## What you need to do
In the records below, count each line where the word "text" appears, and reply with that number only.

- Opening Delimiter -

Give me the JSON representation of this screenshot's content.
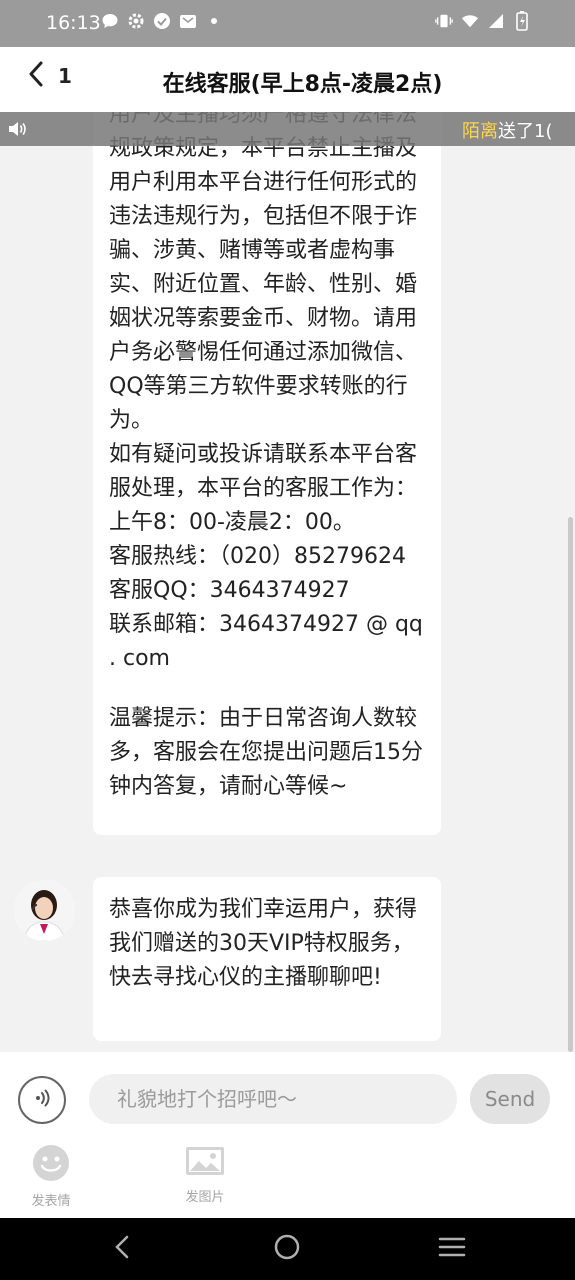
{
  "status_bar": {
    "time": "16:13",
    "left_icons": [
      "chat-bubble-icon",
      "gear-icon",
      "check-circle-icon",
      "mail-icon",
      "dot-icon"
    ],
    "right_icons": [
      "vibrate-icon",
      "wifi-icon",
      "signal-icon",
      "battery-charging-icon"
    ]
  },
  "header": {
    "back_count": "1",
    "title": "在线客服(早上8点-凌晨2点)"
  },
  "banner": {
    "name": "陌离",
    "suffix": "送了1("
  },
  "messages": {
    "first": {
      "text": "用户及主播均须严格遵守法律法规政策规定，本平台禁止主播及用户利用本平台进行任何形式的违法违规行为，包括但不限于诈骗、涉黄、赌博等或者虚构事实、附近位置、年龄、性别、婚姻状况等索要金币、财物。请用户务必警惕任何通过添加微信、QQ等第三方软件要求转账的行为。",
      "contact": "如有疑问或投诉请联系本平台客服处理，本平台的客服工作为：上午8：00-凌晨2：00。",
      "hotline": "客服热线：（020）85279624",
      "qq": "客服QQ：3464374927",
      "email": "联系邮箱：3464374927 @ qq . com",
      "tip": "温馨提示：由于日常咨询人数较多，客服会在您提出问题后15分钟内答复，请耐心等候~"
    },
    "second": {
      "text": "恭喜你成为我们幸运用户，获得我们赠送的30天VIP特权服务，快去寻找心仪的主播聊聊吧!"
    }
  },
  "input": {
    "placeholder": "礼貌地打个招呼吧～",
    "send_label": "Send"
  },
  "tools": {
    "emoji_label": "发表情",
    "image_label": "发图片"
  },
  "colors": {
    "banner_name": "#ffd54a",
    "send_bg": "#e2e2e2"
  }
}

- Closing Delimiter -
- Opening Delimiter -

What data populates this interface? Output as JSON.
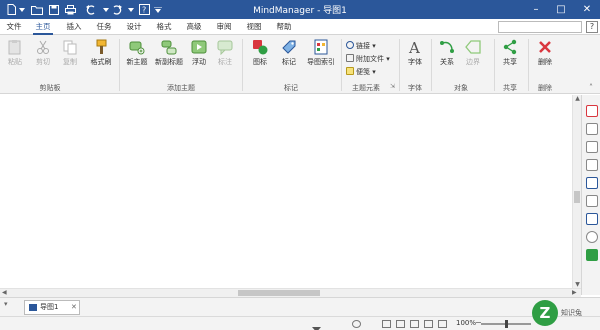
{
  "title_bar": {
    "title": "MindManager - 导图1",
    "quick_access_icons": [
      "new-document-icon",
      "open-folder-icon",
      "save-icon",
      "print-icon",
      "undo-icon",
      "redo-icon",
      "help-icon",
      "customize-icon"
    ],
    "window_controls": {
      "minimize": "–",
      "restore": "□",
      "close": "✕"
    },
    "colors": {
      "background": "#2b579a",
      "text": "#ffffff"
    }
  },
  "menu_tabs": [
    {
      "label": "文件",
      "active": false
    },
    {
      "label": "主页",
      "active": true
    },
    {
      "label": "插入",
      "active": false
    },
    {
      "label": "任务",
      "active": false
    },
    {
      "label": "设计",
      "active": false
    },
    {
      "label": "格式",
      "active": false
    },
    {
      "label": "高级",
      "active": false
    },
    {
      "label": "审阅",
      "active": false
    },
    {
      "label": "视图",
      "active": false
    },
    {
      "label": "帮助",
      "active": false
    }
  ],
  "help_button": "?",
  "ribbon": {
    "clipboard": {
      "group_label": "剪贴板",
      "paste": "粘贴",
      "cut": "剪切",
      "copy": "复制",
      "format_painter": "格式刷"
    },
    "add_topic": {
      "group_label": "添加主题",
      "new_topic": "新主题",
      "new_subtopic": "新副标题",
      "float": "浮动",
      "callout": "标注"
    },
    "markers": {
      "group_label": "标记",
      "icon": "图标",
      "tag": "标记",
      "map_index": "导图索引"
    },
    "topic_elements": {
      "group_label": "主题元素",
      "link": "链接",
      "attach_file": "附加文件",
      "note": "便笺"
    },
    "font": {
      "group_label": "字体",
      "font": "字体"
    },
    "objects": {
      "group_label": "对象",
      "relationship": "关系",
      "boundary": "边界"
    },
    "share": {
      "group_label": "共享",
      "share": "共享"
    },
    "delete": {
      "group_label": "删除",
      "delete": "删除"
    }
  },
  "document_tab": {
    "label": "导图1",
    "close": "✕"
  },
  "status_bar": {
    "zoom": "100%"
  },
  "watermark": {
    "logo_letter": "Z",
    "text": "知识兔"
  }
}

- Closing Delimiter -

## Task solution
4